GOP Keeps Up Heat On Possible Clinton-China Links
Thompson on CNN's 'Evans and Novak'
Thompson: Forgo China trip until 'big, ugly mess' cleared up
WASHINGTON (AllPolitics, May 23) -- Republicans are keeping
up the pressure on President Bill Clinton to explain
questions about possible links between 1996 Democratic
campaign contributions and decisions to share U.S. satellite
technology with the Chinese government.
In the weekly GOP radio address Saturday, Rep. Porter Goss,
R-Fla., said "the administration needs to provide Americans
with direct and full answers to important questions about all
"How did it come about that highly sensitive technical
information was given to the Chinese? Why did the president
ignore the national security experts who counseled against
this deal? What damage has been done to our national
security?" Goss asked.
"We know that Chinese officials chose to invest hundreds of
thousands of dollars in the 1996 re-election of the Clinton
administration. What we don't know is what they expected to
gain from that investment," Goss said.
Sen. Fred Thompson, R-Tenn., in an interview on CNN's "Evans
and Novak," called the questions about transferring
technology to China a "big, ugly mess," and he said Clinton
should seriously reconsider his trip there, scheduled for
"I'm more concerned that if he goes, he's going to ... make
agreements to transfer additional technology.

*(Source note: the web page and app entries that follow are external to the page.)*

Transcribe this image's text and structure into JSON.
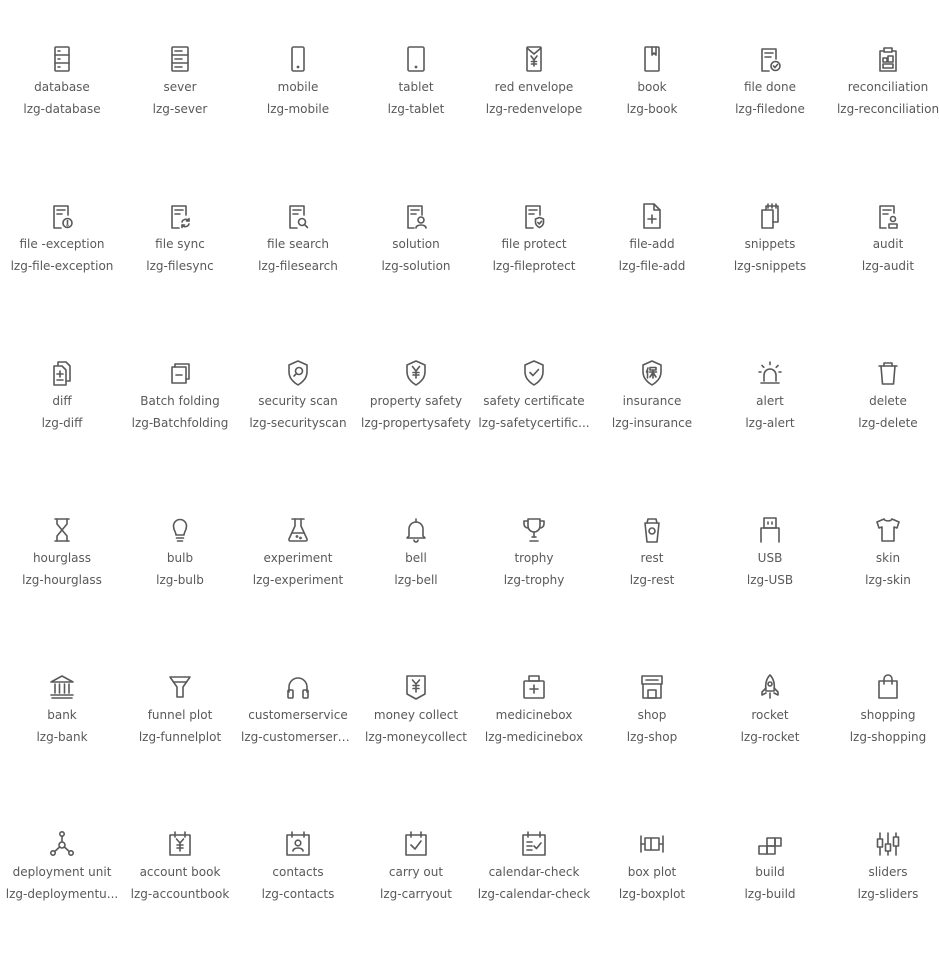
{
  "colors": {
    "icon": "#595959",
    "text": "#595959",
    "background": "#ffffff"
  },
  "icons": [
    {
      "name": "database",
      "class": "lzg-database",
      "icon": "database-icon"
    },
    {
      "name": "sever",
      "class": "lzg-sever",
      "icon": "server-icon"
    },
    {
      "name": "mobile",
      "class": "lzg-mobile",
      "icon": "mobile-icon"
    },
    {
      "name": "tablet",
      "class": "lzg-tablet",
      "icon": "tablet-icon"
    },
    {
      "name": "red envelope",
      "class": "lzg-redenvelope",
      "icon": "red-envelope-icon"
    },
    {
      "name": "book",
      "class": "lzg-book",
      "icon": "book-icon"
    },
    {
      "name": "file done",
      "class": "lzg-filedone",
      "icon": "file-done-icon"
    },
    {
      "name": "reconciliation",
      "class": "lzg-reconciliation",
      "icon": "reconciliation-icon"
    },
    {
      "name": "file -exception",
      "class": "lzg-file-exception",
      "icon": "file-exception-icon"
    },
    {
      "name": "file sync",
      "class": "lzg-filesync",
      "icon": "file-sync-icon"
    },
    {
      "name": "file search",
      "class": "lzg-filesearch",
      "icon": "file-search-icon"
    },
    {
      "name": "solution",
      "class": "lzg-solution",
      "icon": "solution-icon"
    },
    {
      "name": "file protect",
      "class": "lzg-fileprotect",
      "icon": "file-protect-icon"
    },
    {
      "name": "file-add",
      "class": "lzg-file-add",
      "icon": "file-add-icon"
    },
    {
      "name": "snippets",
      "class": "lzg-snippets",
      "icon": "snippets-icon"
    },
    {
      "name": "audit",
      "class": "lzg-audit",
      "icon": "audit-icon"
    },
    {
      "name": "diff",
      "class": "lzg-diff",
      "icon": "diff-icon"
    },
    {
      "name": "Batch folding",
      "class": "lzg-Batchfolding",
      "icon": "batch-folding-icon"
    },
    {
      "name": "security scan",
      "class": "lzg-securityscan",
      "icon": "security-scan-icon"
    },
    {
      "name": "property safety",
      "class": "lzg-propertysafety",
      "icon": "property-safety-icon"
    },
    {
      "name": "safety certificate",
      "class": "lzg-safetycertific...",
      "icon": "safety-certificate-icon"
    },
    {
      "name": "insurance",
      "class": "lzg-insurance",
      "icon": "insurance-icon"
    },
    {
      "name": "alert",
      "class": "lzg-alert",
      "icon": "alert-icon"
    },
    {
      "name": "delete",
      "class": "lzg-delete",
      "icon": "delete-icon"
    },
    {
      "name": "hourglass",
      "class": "lzg-hourglass",
      "icon": "hourglass-icon"
    },
    {
      "name": "bulb",
      "class": "lzg-bulb",
      "icon": "bulb-icon"
    },
    {
      "name": "experiment",
      "class": "lzg-experiment",
      "icon": "experiment-icon"
    },
    {
      "name": "bell",
      "class": "lzg-bell",
      "icon": "bell-icon"
    },
    {
      "name": "trophy",
      "class": "lzg-trophy",
      "icon": "trophy-icon"
    },
    {
      "name": "rest",
      "class": "lzg-rest",
      "icon": "rest-icon"
    },
    {
      "name": "USB",
      "class": "lzg-USB",
      "icon": "usb-icon"
    },
    {
      "name": "skin",
      "class": "lzg-skin",
      "icon": "skin-icon"
    },
    {
      "name": "bank",
      "class": "lzg-bank",
      "icon": "bank-icon"
    },
    {
      "name": "funnel plot",
      "class": "lzg-funnelplot",
      "icon": "funnel-plot-icon"
    },
    {
      "name": "customerservice",
      "class": "lzg-customerserv...",
      "icon": "customer-service-icon"
    },
    {
      "name": "money collect",
      "class": "lzg-moneycollect",
      "icon": "money-collect-icon"
    },
    {
      "name": "medicinebox",
      "class": "lzg-medicinebox",
      "icon": "medicine-box-icon"
    },
    {
      "name": "shop",
      "class": "lzg-shop",
      "icon": "shop-icon"
    },
    {
      "name": "rocket",
      "class": "lzg-rocket",
      "icon": "rocket-icon"
    },
    {
      "name": "shopping",
      "class": "lzg-shopping",
      "icon": "shopping-icon"
    },
    {
      "name": "deployment unit",
      "class": "lzg-deploymentu...",
      "icon": "deployment-unit-icon"
    },
    {
      "name": "account book",
      "class": "lzg-accountbook",
      "icon": "account-book-icon"
    },
    {
      "name": "contacts",
      "class": "lzg-contacts",
      "icon": "contacts-icon"
    },
    {
      "name": "carry out",
      "class": "lzg-carryout",
      "icon": "carry-out-icon"
    },
    {
      "name": "calendar-check",
      "class": "lzg-calendar-check",
      "icon": "calendar-check-icon"
    },
    {
      "name": "box plot",
      "class": "lzg-boxplot",
      "icon": "box-plot-icon"
    },
    {
      "name": "build",
      "class": "lzg-build",
      "icon": "build-icon"
    },
    {
      "name": "sliders",
      "class": "lzg-sliders",
      "icon": "sliders-icon"
    }
  ]
}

It's been
reported that he's thinking in those terms," said Thompson,
who chairs a Senate committee that has been investigating
1996 campaign fund-raising irregularities.
Thompson: White House should 'stop and reassess'
"You have a lot of troubling questions ... You have some
significant policy matters being determined in the midst of
some very questionable activity involving a foreign
government -- involving the very government that he is
planning on visiting. So I don't think it's bad to stop and
reassess that at this point," Thompson said.
More than 150 House members also have called for Clinton to
cancel the trip, but the White House has said that is not an
The Justice Department is investigating whether political
contributions, from either the Chinese government or American
business interests, influenced the administration's China
Former Democratic fund-raiser Johnny Chung has told Justice
investigators that he passed on to the Democratic Party more
than $100,000 from Liu Chao Ying, an official of a Chinese
aerospace company who is also an officer in the Chinese army
and the daughter of a top official in the Beijing regime.
After the donation, Clinton approved a waiver that allowed
Loral Space and Communications -- whose chief executive
officer, Bernard Schwartz, is a leading Democratic Party
donor -- to launch one of its satellites on top of a Chinese
Friday, Clinton defended the waiver, saying it "was in the
national interest, and supportive of our national security."
"There was absolutely nothing done to transfer any technology
inappropriately to the Chinese as a result of this decision,"
In Beijing, Liu issued a statement this week denying that she
ever gave political donations to the Democrats through Chung.
But Thompson said based on his committee's investigation,
such a scenario "totally fits with everything that we know."
"[The Chinese] has lied consistently. Not only do they lie
about such things as transfers of nuclear technology, they
have lied to us about their involvement in our campaign,"
Thompson said. "I wouldn't believe anything any of them